- Dataset rows describing interfaces
--- START ---

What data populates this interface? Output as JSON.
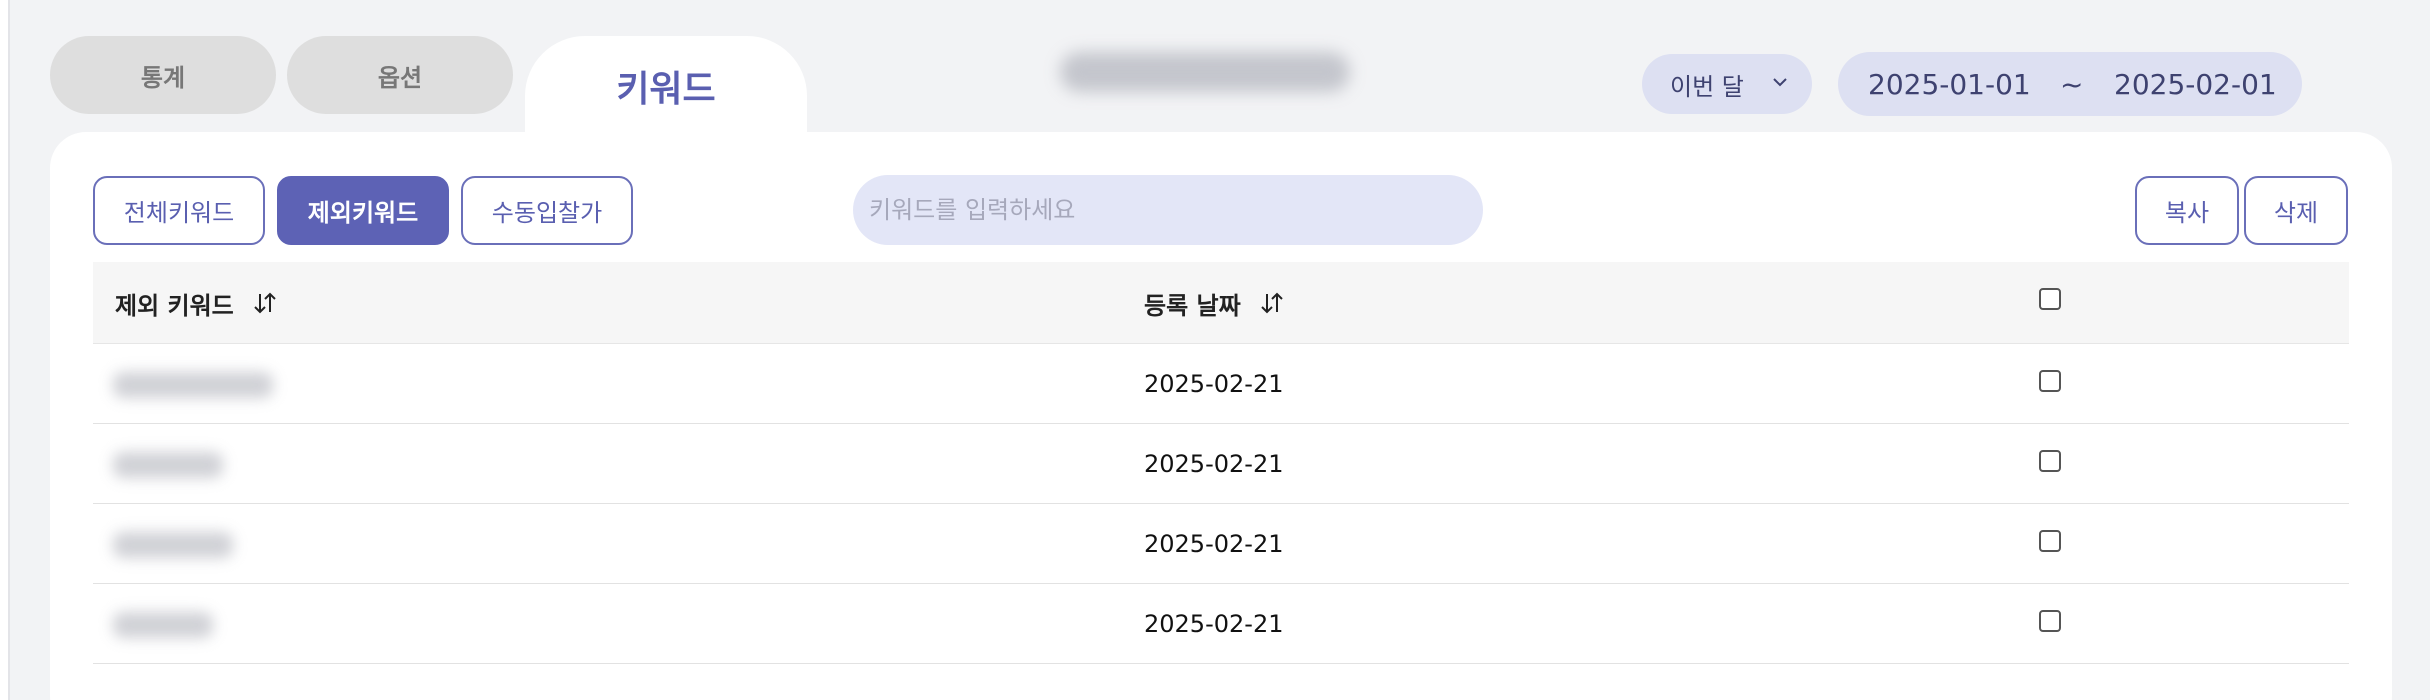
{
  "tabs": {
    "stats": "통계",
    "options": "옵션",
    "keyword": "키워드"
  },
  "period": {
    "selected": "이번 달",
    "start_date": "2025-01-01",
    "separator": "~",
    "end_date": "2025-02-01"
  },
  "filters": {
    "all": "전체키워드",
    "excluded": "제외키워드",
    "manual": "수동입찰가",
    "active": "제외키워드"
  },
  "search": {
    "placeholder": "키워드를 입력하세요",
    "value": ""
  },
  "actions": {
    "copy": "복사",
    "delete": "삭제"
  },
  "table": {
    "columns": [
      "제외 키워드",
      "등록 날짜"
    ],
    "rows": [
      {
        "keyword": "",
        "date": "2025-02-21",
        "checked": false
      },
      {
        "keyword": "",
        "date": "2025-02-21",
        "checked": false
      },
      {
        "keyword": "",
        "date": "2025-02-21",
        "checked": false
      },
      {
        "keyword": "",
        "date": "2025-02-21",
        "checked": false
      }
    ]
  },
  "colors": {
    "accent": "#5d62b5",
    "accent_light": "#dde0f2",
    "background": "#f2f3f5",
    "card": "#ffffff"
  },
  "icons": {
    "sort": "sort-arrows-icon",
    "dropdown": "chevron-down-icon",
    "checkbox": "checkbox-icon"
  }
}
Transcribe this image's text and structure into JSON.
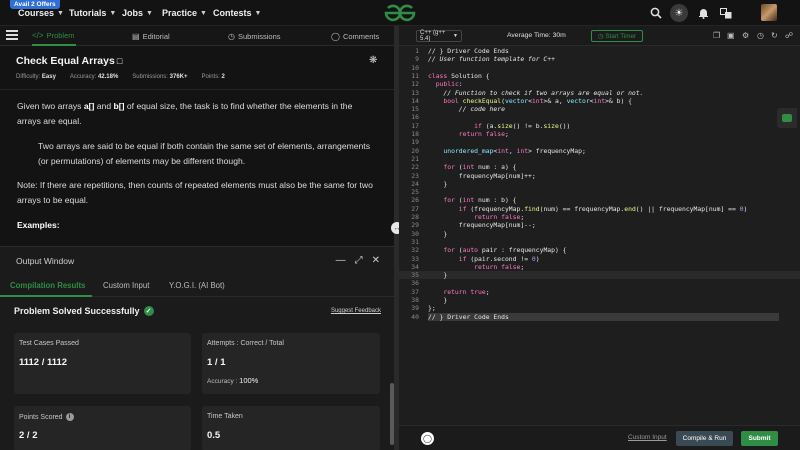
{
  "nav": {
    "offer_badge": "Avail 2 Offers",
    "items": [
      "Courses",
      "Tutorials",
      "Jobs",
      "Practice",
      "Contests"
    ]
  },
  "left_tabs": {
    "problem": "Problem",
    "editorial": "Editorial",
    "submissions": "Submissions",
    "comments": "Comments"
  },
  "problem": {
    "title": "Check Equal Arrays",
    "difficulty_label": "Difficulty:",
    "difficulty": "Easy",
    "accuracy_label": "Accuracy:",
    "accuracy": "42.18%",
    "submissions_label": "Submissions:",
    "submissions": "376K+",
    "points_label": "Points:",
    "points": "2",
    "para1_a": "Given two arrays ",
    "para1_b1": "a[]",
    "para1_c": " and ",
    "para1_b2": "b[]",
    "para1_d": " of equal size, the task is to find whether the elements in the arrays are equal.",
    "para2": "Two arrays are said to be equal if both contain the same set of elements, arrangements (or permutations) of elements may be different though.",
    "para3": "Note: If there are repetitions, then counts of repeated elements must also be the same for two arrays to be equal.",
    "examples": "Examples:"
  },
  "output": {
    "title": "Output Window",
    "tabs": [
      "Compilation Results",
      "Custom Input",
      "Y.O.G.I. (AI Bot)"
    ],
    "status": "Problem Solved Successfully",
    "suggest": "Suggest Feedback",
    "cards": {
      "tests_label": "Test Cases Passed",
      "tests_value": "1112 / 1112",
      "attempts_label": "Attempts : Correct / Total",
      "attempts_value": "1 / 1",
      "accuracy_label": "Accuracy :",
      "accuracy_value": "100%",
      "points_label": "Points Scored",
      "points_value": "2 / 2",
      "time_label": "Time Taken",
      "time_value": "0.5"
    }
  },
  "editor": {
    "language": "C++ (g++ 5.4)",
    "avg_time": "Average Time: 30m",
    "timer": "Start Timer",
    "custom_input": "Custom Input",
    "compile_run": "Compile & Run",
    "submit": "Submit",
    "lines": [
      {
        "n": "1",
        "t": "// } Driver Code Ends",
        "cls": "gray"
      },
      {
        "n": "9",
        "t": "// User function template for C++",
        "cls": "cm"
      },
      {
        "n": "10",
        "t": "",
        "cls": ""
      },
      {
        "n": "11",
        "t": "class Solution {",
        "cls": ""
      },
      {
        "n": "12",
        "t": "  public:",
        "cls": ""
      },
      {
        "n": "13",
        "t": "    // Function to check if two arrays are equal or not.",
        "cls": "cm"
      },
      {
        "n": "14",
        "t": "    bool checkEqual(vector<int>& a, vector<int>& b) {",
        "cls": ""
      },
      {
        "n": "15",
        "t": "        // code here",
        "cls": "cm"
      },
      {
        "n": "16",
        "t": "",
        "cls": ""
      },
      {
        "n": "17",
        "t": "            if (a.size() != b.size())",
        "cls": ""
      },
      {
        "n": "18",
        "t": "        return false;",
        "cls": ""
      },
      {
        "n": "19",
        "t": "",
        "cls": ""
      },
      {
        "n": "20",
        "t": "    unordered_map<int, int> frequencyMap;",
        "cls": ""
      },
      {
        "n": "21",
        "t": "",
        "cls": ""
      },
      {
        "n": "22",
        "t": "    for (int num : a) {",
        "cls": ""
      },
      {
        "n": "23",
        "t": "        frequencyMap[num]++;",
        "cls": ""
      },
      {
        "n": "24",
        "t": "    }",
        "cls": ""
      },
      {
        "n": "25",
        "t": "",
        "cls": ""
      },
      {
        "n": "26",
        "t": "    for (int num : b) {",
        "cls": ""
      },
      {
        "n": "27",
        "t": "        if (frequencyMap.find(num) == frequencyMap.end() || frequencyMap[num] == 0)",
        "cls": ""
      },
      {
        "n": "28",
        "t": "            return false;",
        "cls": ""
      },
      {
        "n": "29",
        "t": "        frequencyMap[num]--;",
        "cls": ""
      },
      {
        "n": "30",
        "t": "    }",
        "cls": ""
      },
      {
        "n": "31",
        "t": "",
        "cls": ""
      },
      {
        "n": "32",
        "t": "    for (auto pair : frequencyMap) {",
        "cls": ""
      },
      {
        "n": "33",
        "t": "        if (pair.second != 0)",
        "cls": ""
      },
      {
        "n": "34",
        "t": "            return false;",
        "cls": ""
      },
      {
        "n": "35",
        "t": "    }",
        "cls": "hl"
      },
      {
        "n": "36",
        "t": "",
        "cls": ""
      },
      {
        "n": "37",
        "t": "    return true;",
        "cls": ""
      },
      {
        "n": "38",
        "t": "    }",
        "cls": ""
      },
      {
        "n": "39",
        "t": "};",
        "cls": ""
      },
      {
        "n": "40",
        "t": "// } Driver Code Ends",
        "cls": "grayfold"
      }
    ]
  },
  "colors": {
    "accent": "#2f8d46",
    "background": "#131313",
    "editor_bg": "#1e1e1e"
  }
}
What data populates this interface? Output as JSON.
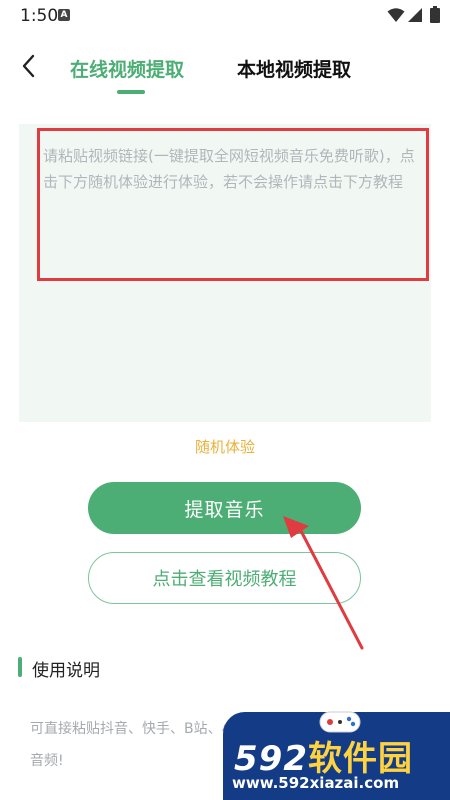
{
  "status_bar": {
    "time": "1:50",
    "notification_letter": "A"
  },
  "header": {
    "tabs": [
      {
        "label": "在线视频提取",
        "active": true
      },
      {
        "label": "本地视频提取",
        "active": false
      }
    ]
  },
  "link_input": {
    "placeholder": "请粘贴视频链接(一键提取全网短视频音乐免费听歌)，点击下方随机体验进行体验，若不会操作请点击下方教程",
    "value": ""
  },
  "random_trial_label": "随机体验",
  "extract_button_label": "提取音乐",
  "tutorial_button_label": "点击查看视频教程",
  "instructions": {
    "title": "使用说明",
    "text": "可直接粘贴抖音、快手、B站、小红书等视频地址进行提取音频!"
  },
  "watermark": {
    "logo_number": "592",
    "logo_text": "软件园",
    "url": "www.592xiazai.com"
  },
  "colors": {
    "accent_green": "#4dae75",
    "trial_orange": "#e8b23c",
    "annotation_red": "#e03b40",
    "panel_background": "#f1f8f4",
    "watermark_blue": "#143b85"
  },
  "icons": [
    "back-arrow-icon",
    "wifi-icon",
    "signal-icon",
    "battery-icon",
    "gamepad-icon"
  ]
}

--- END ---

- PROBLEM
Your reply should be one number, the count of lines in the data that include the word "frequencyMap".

- FINISHED TASK
5